What you will do ::
When you print the material, keep every line identical to the original.

───── Task inputs

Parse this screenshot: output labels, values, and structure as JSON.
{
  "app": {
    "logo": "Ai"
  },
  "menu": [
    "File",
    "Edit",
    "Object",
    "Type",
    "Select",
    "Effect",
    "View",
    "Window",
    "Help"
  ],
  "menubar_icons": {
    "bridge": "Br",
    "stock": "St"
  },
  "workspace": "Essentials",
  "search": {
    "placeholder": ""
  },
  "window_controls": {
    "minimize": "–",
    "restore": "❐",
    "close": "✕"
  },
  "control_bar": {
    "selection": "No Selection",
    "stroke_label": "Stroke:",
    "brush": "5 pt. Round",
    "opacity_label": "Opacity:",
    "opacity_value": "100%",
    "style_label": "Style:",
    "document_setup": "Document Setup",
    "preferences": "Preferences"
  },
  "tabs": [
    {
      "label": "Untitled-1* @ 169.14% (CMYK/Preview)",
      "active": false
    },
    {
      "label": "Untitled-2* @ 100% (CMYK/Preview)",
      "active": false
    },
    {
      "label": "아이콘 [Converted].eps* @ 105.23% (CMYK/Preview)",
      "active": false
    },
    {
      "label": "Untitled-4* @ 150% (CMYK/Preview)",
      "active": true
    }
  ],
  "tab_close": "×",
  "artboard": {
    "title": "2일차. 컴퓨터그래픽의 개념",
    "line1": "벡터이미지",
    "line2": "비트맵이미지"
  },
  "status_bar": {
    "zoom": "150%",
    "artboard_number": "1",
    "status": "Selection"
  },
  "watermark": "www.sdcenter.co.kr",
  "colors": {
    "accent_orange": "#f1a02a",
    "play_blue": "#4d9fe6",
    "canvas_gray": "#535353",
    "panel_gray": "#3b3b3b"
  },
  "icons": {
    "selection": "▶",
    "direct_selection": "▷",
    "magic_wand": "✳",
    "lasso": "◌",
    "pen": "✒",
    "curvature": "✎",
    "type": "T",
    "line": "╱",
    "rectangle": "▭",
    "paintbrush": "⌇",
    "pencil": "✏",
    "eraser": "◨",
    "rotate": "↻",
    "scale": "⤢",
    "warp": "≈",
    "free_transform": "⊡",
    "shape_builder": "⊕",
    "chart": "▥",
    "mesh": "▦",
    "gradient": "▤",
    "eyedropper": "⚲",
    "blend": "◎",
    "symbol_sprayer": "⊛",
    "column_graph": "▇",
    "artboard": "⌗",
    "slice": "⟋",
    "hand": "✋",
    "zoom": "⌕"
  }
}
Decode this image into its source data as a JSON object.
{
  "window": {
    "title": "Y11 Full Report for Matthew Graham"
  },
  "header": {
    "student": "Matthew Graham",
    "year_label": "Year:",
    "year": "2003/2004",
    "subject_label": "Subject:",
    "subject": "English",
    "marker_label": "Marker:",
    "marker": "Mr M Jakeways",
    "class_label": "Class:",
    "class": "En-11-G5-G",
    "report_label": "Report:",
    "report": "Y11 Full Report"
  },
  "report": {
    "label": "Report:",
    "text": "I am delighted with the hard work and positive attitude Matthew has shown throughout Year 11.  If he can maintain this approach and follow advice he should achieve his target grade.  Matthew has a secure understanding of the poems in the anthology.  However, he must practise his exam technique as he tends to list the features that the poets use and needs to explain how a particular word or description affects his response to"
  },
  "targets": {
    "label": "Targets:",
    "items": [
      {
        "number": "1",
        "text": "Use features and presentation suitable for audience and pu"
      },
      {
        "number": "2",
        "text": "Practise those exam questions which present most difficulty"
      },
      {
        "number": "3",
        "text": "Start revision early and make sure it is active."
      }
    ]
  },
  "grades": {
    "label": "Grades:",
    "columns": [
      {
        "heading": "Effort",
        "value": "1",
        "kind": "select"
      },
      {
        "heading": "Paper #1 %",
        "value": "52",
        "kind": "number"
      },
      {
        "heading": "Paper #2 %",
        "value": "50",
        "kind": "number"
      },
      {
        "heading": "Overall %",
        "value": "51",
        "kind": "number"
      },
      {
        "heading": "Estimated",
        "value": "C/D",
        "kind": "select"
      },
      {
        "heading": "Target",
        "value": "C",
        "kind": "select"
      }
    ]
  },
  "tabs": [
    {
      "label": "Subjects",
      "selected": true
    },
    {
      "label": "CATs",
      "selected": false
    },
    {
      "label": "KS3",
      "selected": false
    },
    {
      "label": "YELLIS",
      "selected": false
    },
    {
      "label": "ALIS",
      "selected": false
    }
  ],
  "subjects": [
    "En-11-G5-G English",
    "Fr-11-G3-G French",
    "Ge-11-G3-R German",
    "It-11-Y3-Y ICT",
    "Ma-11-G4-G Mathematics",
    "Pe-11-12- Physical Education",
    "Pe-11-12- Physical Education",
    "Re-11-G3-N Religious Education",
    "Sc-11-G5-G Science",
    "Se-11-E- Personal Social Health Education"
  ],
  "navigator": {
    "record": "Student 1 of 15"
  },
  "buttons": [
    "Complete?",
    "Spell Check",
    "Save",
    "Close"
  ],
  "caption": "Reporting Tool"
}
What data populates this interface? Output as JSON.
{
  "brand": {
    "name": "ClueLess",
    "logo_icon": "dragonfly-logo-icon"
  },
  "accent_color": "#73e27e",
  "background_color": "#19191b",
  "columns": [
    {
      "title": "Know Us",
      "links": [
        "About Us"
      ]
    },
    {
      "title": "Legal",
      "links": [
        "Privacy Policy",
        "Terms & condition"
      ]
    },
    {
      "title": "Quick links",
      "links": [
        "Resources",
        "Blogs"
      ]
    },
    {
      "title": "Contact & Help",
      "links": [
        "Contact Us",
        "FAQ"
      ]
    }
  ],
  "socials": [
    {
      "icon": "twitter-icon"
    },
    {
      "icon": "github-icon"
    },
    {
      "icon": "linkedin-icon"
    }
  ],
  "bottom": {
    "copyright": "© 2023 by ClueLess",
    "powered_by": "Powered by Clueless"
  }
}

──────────

Result for this task ::
Parse this screenshot: output labels, values, and structure as JSON.
{
  "app": {
    "logo": "Ai"
  },
  "menu": [
    "File",
    "Edit",
    "Object",
    "Type",
    "Select",
    "Effect",
    "View",
    "Window",
    "Help"
  ],
  "menubar_icons": {
    "bridge": "Br",
    "stock": "St"
  },
  "workspace": "Essentials",
  "search": {
    "placeholder": ""
  },
  "window_controls": {
    "minimize": "–",
    "restore": "❐",
    "close": "✕"
  },
  "control_bar": {
    "selection": "No Selection",
    "stroke_label": "Stroke:",
    "brush": "5 pt. Round",
    "opacity_label": "Opacity:",
    "opacity_value": "100%",
    "style_label": "Style:",
    "document_setup": "Document Setup",
    "preferences": "Preferences"
  },
  "tabs": [
    {
      "label": "Untitled-1* @ 169.14% (CMYK/Preview)",
      "active": false
    },
    {
      "label": "Untitled-2* @ 100% (CMYK/Preview)",
      "active": false
    },
    {
      "label": "아이콘 [Converted].eps* @ 105.23% (CMYK/Preview)",
      "active": false
    },
    {
      "label": "Untitled-4* @ 150% (CMYK/Preview)",
      "active": true
    }
  ],
  "tab_close": "×",
  "artboard": {
    "title": "2일차. 컴퓨터그래픽의 개념",
    "line1": "벡터이미지",
    "line2": "비트맵이미지"
  },
  "status_bar": {
    "zoom": "150%",
    "artboard_number": "1",
    "status": "Selection"
  },
  "watermark": "www.sdcenter.co.kr",
  "colors": {
    "accent_orange": "#f1a02a",
    "play_blue": "#4d9fe6",
    "canvas_gray": "#535353",
    "panel_gray": "#3b3b3b"
  },
  "icons": {
    "selection": "▶",
    "direct_selection": "▷",
    "magic_wand": "✳",
    "lasso": "◌",
    "pen": "✒",
    "curvature": "✎",
    "type": "T",
    "line": "╱",
    "rectangle": "▭",
    "paintbrush": "⌇",
    "pencil": "✏",
    "eraser": "◨",
    "rotate": "↻",
    "scale": "⤢",
    "warp": "≈",
    "free_transform": "⊡",
    "shape_builder": "⊕",
    "chart": "▥",
    "mesh": "▦",
    "gradient": "▤",
    "eyedropper": "⚲",
    "blend": "◎",
    "symbol_sprayer": "⊛",
    "column_graph": "▇",
    "artboard": "⌗",
    "slice": "⟋",
    "hand": "✋",
    "zoom": "⌕"
  }
}
Decode this image into its source data as a JSON object.
{
  "window": {
    "title": "Y11 Full Report for Matthew Graham"
  },
  "header": {
    "student": "Matthew Graham",
    "year_label": "Year:",
    "year": "2003/2004",
    "subject_label": "Subject:",
    "subject": "English",
    "marker_label": "Marker:",
    "marker": "Mr M Jakeways",
    "class_label": "Class:",
    "class": "En-11-G5-G",
    "report_label": "Report:",
    "report": "Y11 Full Report"
  },
  "report": {
    "label": "Report:",
    "text": "I am delighted with the hard work and positive attitude Matthew has shown throughout Year 11.  If he can maintain this approach and follow advice he should achieve his target grade.  Matthew has a secure understanding of the poems in the anthology.  However, he must practise his exam technique as he tends to list the features that the poets use and needs to explain how a particular word or description affects his response to"
  },
  "targets": {
    "label": "Targets:",
    "items": [
      {
        "number": "1",
        "text": "Use features and presentation suitable for audience and pu"
      },
      {
        "number": "2",
        "text": "Practise those exam questions which present most difficulty"
      },
      {
        "number": "3",
        "text": "Start revision early and make sure it is active."
      }
    ]
  },
  "grades": {
    "label": "Grades:",
    "columns": [
      {
        "heading": "Effort",
        "value": "1",
        "kind": "select"
      },
      {
        "heading": "Paper #1 %",
        "value": "52",
        "kind": "number"
      },
      {
        "heading": "Paper #2 %",
        "value": "50",
        "kind": "number"
      },
      {
        "heading": "Overall %",
        "value": "51",
        "kind": "number"
      },
      {
        "heading": "Estimated",
        "value": "C/D",
        "kind": "select"
      },
      {
        "heading": "Target",
        "value": "C",
        "kind": "select"
      }
    ]
  },
  "tabs": [
    {
      "label": "Subjects",
      "selected": true
    },
    {
      "label": "CATs",
      "selected": false
    },
    {
      "label": "KS3",
      "selected": false
    },
    {
      "label": "YELLIS",
      "selected": false
    },
    {
      "label": "ALIS",
      "selected": false
    }
  ],
  "subjects": [
    "En-11-G5-G English",
    "Fr-11-G3-G French",
    "Ge-11-G3-R German",
    "It-11-Y3-Y ICT",
    "Ma-11-G4-G Mathematics",
    "Pe-11-12- Physical Education",
    "Pe-11-12- Physical Education",
    "Re-11-G3-N Religious Education",
    "Sc-11-G5-G Science",
    "Se-11-E- Personal Social Health Education"
  ],
  "navigator": {
    "record": "Student 1 of 15"
  },
  "buttons": [
    "Complete?",
    "Spell Check",
    "Save",
    "Close"
  ],
  "caption": "Reporting Tool"
}
What data populates this interface? Output as JSON.
{
  "brand": {
    "name": "ClueLess",
    "logo_icon": "dragonfly-logo-icon"
  },
  "accent_color": "#73e27e",
  "background_color": "#19191b",
  "columns": [
    {
      "title": "Know Us",
      "links": [
        "About Us"
      ]
    },
    {
      "title": "Legal",
      "links": [
        "Privacy Policy",
        "Terms & condition"
      ]
    },
    {
      "title": "Quick links",
      "links": [
        "Resources",
        "Blogs"
      ]
    },
    {
      "title": "Contact & Help",
      "links": [
        "Contact Us",
        "FAQ"
      ]
    }
  ],
  "socials": [
    {
      "icon": "twitter-icon"
    },
    {
      "icon": "github-icon"
    },
    {
      "icon": "linkedin-icon"
    }
  ],
  "bottom": {
    "copyright": "© 2023 by ClueLess",
    "powered_by": "Powered by Clueless"
  }
}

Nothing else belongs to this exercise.